Still, the HSE errors are particularly surprising – even an automatic spellcheck should have picked up many of the issues that Stan highlights.

But, yanno, whatevah! I’m sure HSE is not the only outfit in the land with a dodgy style guide. I remember a superbly accurately Radio Times style guide that was completely unusable because it was the size of a doorstep.

Anyway, enough finger-pointing. Here is a LOLcat to rebalance the universe.

Advertisements

LOLcat grammar

funny pictures of cats with captions
see more Lolcats and funny pictures

‘What will you miss when newspapers are gone?’

Will you miss me, Seth Godin? You don’t seem to mention copy editors, concentrating as you have in your post on the loss of  ‘local news, investigative journalism and intelligent coverage of national news’.

I am/was a sub-editor who is having to check less and less as life moves online and into endless opinion. My job has all but disappeared. The ‘invisible’ skill – to the readers anyway – of copy editing, checking and proofreading may be missed as reputations fall, libel and copyright court cases soar, stocks crash on the back of incorrect tagging and anal grammar pundits click away in annoyance.

While you’ve obviously done a spell-check on your column, I did have to laugh at:

I worry about the quality of a democracy when the the state government …

And I worry about the quality of ‘the the’ content, and where I will be able to find checked content. I’m not meaning to nitpick. It’s a small example, nothing to bother about. But it’s the trustworthiness, I will miss; the knowing that what I’m reading has been via the lawyers, a copy editor and/or a chief sub-editor.

We can all live with a  few spelling/grammar stuff -ups. But it’s kind of like airlines and maintenance. If the seatbacks don’t work and the carpets are worn, then you don’t care but you do worry about the engine. The trust has gone. 

So I think the ‘invisible’ sub-editor may finally become visible when newspapers are gone – and, even with the tabloid spin, it’s them who I’ll miss. And in case you think I’m feeling sorry for myself, I don’t think that’s it. My job’s already moved on. The sub-editing element has sunk to less than 20%. I’m just another opinionated media outlet now!

Every little helps at Tesco – even correct grammar

Nice to see grammatical pedantry is alive and well.
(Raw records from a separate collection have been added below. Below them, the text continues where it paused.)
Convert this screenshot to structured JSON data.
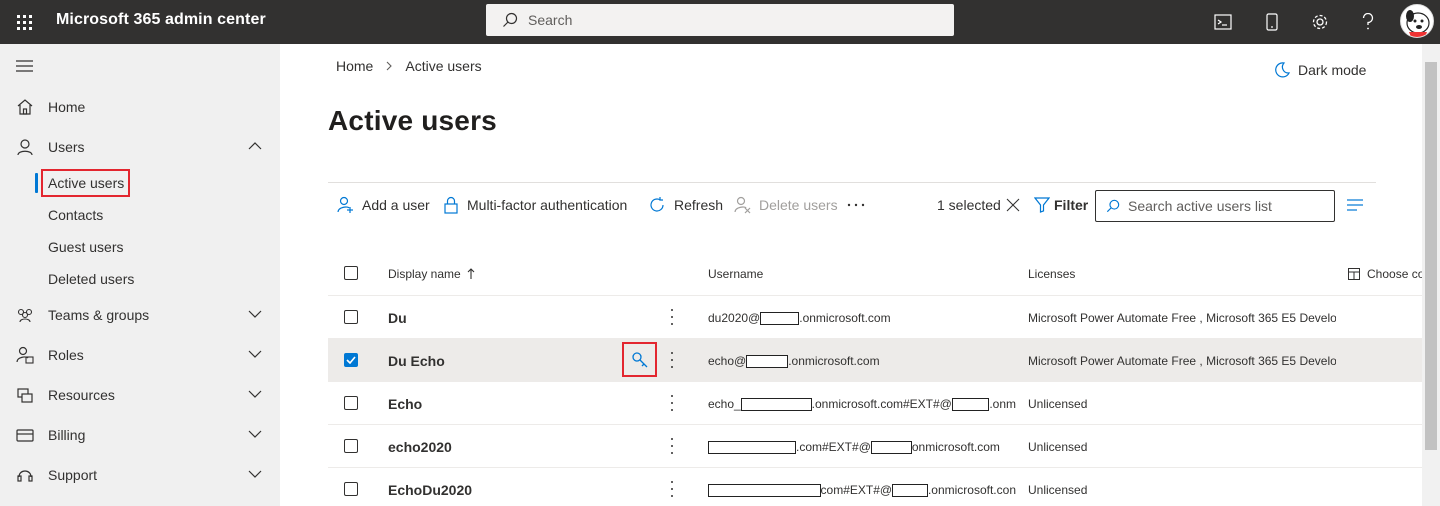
{
  "app": {
    "title": "Microsoft 365 admin center"
  },
  "search": {
    "placeholder": "Search"
  },
  "topbar": {
    "icons": [
      "terminal-icon",
      "mobile-icon",
      "gear-icon",
      "help-icon",
      "avatar"
    ]
  },
  "sidebar": {
    "items": [
      {
        "label": "Home",
        "icon": "home-icon"
      },
      {
        "label": "Users",
        "icon": "person-icon",
        "expanded": true
      },
      {
        "label": "Teams & groups",
        "icon": "people-icon"
      },
      {
        "label": "Roles",
        "icon": "roles-icon"
      },
      {
        "label": "Resources",
        "icon": "resources-icon"
      },
      {
        "label": "Billing",
        "icon": "billing-icon"
      },
      {
        "label": "Support",
        "icon": "headset-icon"
      }
    ],
    "sub_items": [
      {
        "label": "Active users",
        "active": true
      },
      {
        "label": "Contacts"
      },
      {
        "label": "Guest users"
      },
      {
        "label": "Deleted users"
      }
    ]
  },
  "breadcrumb": {
    "home": "Home",
    "current": "Active users"
  },
  "dark_mode": "Dark mode",
  "page_title": "Active users",
  "toolbar": {
    "add_user": "Add a user",
    "mfa": "Multi-factor authentication",
    "refresh": "Refresh",
    "delete": "Delete users",
    "selected": "1 selected",
    "filter": "Filter",
    "search_placeholder": "Search active users list"
  },
  "table": {
    "headers": {
      "display_name": "Display name",
      "username": "Username",
      "licenses": "Licenses",
      "choose": "Choose co"
    },
    "rows": [
      {
        "name": "Du",
        "checked": false,
        "licenses": "Microsoft Power Automate Free , Microsoft 365 E5 Develop"
      },
      {
        "name": "Du Echo",
        "checked": true,
        "licenses": "Microsoft Power Automate Free , Microsoft 365 E5 Develop"
      },
      {
        "name": "Echo",
        "checked": false,
        "licenses": "Unlicensed"
      },
      {
        "name": "echo2020",
        "checked": false,
        "licenses": "Unlicensed"
      },
      {
        "name": "EchoDu2020",
        "checked": false,
        "licenses": "Unlicensed"
      }
    ],
    "username_parts": {
      "du_prefix": "du2020@",
      "ms_suffix": ".onmicrosoft.com",
      "echo_prefix": "echo@",
      "echo_ext_prefix": "echo_",
      "ext_mid": ".onmicrosoft.com#EXT#@",
      "ext_tail": ".onm",
      "com_ext": ".com#EXT#@",
      "onms": "onmicrosoft.com",
      "com_ext2": "com#EXT#@",
      "onms_trunc": ".onmicrosoft.con"
    }
  },
  "colors": {
    "accent": "#0078d4",
    "topbar": "#323130",
    "highlight": "#e3262f"
  }
}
There are 145 comments and counting on the Telegraph’s story of Tesco changing its ’10 items or less’ signs to ‘up to 10 items’. Also, 51 so far on a Digitalspy forum. And, weirdly, 23 on a community of Mazda MX-5 owners, one of whom suggests putting rulebreakers in stocks at the supermarket for everyone to jeer at.
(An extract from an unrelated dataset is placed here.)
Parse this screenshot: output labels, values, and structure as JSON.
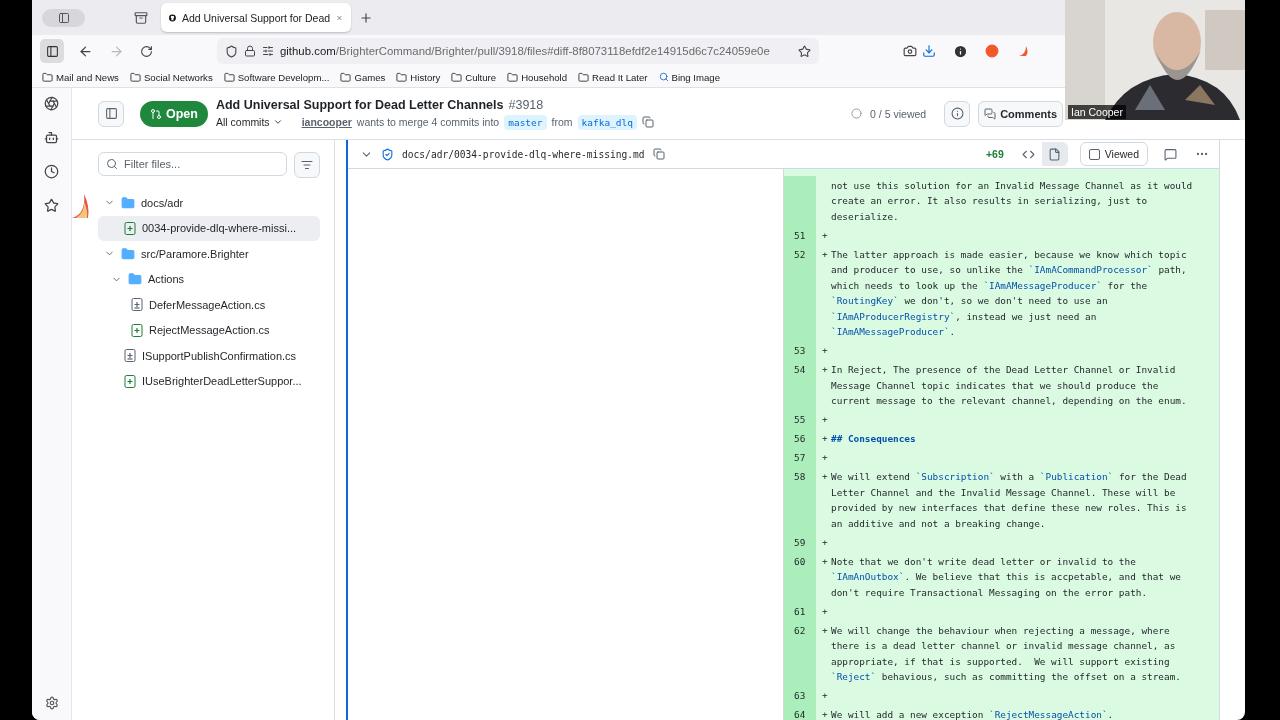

Now that would also be a great way to boost trade of eggs and on-offer fruit and veg, wouldn’t it? See grammar IS good for commerce…

Subs are still sexy

Feeling all aglow in the knowledge that the majority of people do still care about me and my life correct spelling, grammar and punctuation – even on the easy-going internet. After posting a poll on my new e-ddiction Ask500people.com, 82% said they do still care about getting such pernicketty things as punctuation right.

Not only that but 49% said they cared about proper spelling full stop, while only 20% took a more lax view on the internet and 13% only stepped up their game at work and school.

Of course, the mindset of poll clickers means they only tend to vote if they are interested in the subject already, but still… as long as so many people get riled up by the subject, the sub’s role is set to continue.

One of the things I like about ask500people is the global pinpointing… with grammar addicts and spelling bees clicking from as far afield as Colombia, the Philippines, Iran, Ukraine, Senegal, Bolivia and more.

Watching the location pins pop up as people vote is like seeing a graphic version of Bowie/Jagger’s ‘Dancing in the Streets’. Okay, Tokyo, South America, Australia, France, Germany, U.K, Africa… All we need is subbing, sweet subbing, cos there’s typos everywhere… Forgive me, under wordplay restrictions right now so in dire need of an outlet, sob.

Who cares about spelling and grammar?

Do YOU care about correct spelling, punctuation and grammar any more? Find out who does and in what circumstances as 500 people around the world give their view.